# Directions for this task
Repeat the following entries exactly, excluding pictures.

Records from a data collection
------------

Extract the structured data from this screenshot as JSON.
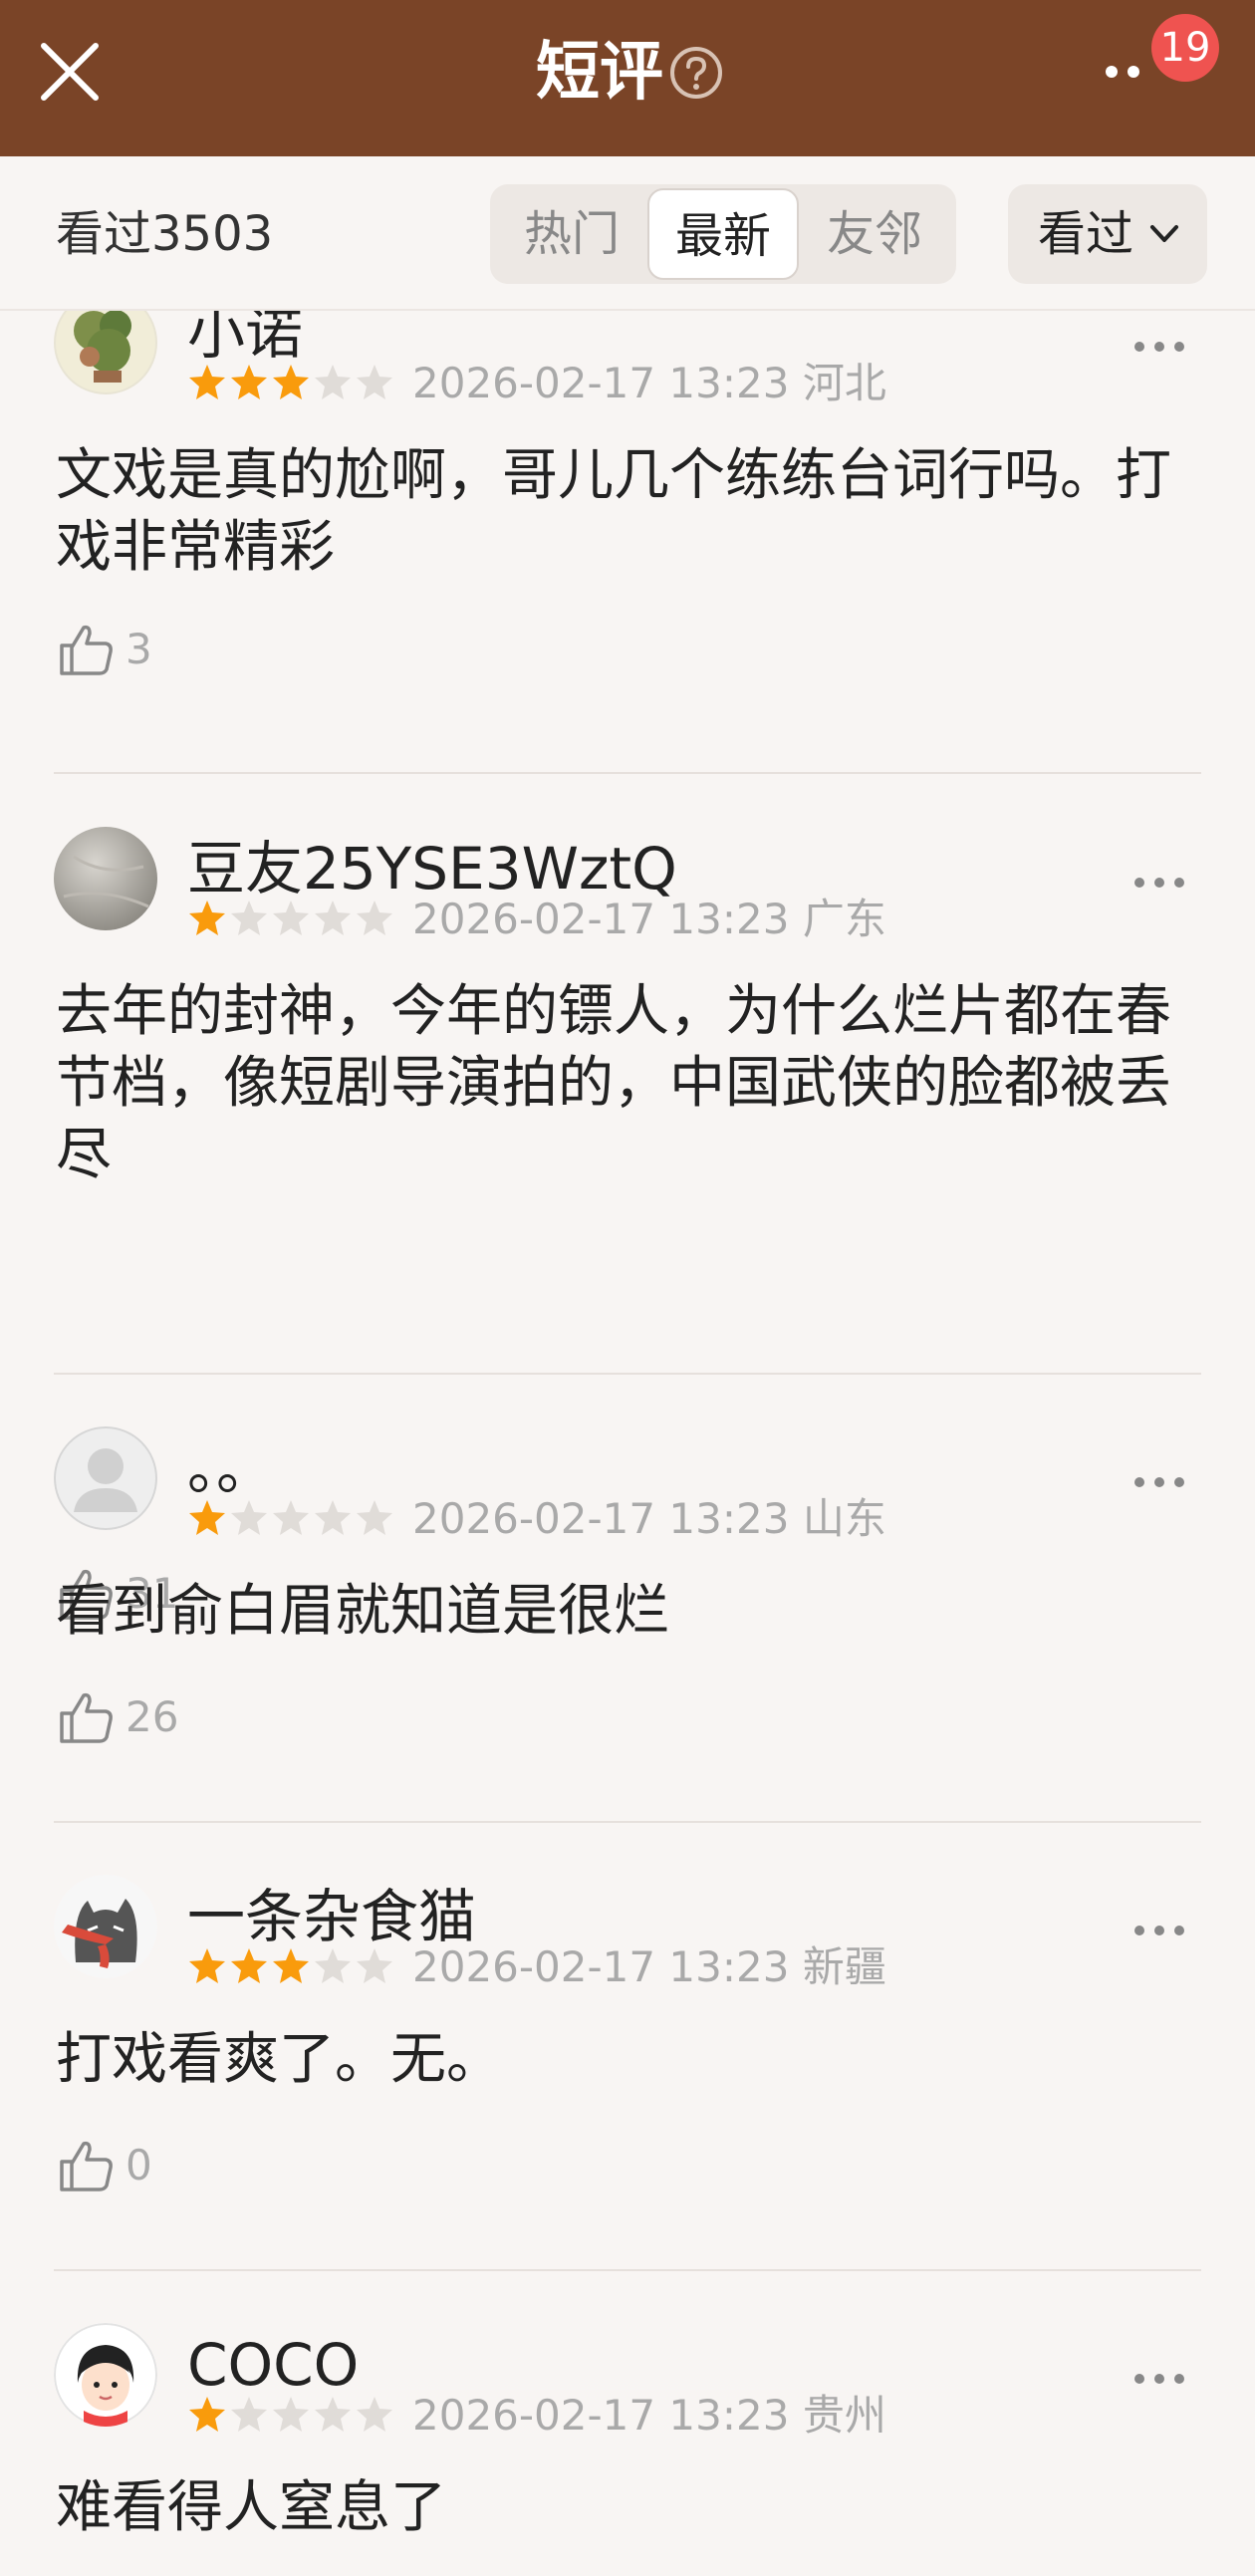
{
  "header": {
    "title": "短评",
    "badge_count": "19"
  },
  "filter": {
    "seen_count": "看过3503",
    "tabs": [
      "热门",
      "最新",
      "友邻"
    ],
    "active_tab": "最新",
    "sort_label": "看过"
  },
  "colors": {
    "header_bg": "#7a4427",
    "star_on": "#f99b0c",
    "star_off": "#e0dcd8",
    "badge": "#ef5350"
  },
  "comments": [
    {
      "user": "小诺",
      "rating": 3,
      "time": "2026-02-17 13:23",
      "region": "河北",
      "text": "文戏是真的尬啊，哥儿几个练练台词行吗。打戏非常精彩",
      "likes": "3"
    },
    {
      "user": "豆友25YSE3WztQ",
      "rating": 1,
      "time": "2026-02-17 13:23",
      "region": "广东",
      "text": "去年的封神，今年的镖人，为什么烂片都在春节档，像短剧导演拍的，中国武侠的脸都被丢尽",
      "likes": "31"
    },
    {
      "user": "。。",
      "rating": 1,
      "time": "2026-02-17 13:23",
      "region": "山东",
      "text": "看到俞白眉就知道是很烂",
      "likes": "26"
    },
    {
      "user": "一条杂食猫",
      "rating": 3,
      "time": "2026-02-17 13:23",
      "region": "新疆",
      "text": "打戏看爽了。无。",
      "likes": "0"
    },
    {
      "user": "COCO",
      "rating": 1,
      "time": "2026-02-17 13:23",
      "region": "贵州",
      "text": "难看得人窒息了",
      "likes": ""
    }
  ]
}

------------

# Solved exercise
Extract the structured data from this screenshot as JSON.
{
  "header": {
    "title": "短评",
    "badge_count": "19"
  },
  "filter": {
    "seen_count": "看过3503",
    "tabs": [
      "热门",
      "最新",
      "友邻"
    ],
    "active_tab": "最新",
    "sort_label": "看过"
  },
  "colors": {
    "header_bg": "#7a4427",
    "star_on": "#f99b0c",
    "star_off": "#e0dcd8",
    "badge": "#ef5350"
  },
  "comments": [
    {
      "user": "小诺",
      "rating": 3,
      "time": "2026-02-17 13:23",
      "region": "河北",
      "text": "文戏是真的尬啊，哥儿几个练练台词行吗。打戏非常精彩",
      "likes": "3"
    },
    {
      "user": "豆友25YSE3WztQ",
      "rating": 1,
      "time": "2026-02-17 13:23",
      "region": "广东",
      "text": "去年的封神，今年的镖人，为什么烂片都在春节档，像短剧导演拍的，中国武侠的脸都被丢尽",
      "likes": "31"
    },
    {
      "user": "。。",
      "rating": 1,
      "time": "2026-02-17 13:23",
      "region": "山东",
      "text": "看到俞白眉就知道是很烂",
      "likes": "26"
    },
    {
      "user": "一条杂食猫",
      "rating": 3,
      "time": "2026-02-17 13:23",
      "region": "新疆",
      "text": "打戏看爽了。无。",
      "likes": "0"
    },
    {
      "user": "COCO",
      "rating": 1,
      "time": "2026-02-17 13:23",
      "region": "贵州",
      "text": "难看得人窒息了",
      "likes": ""
    }
  ]
}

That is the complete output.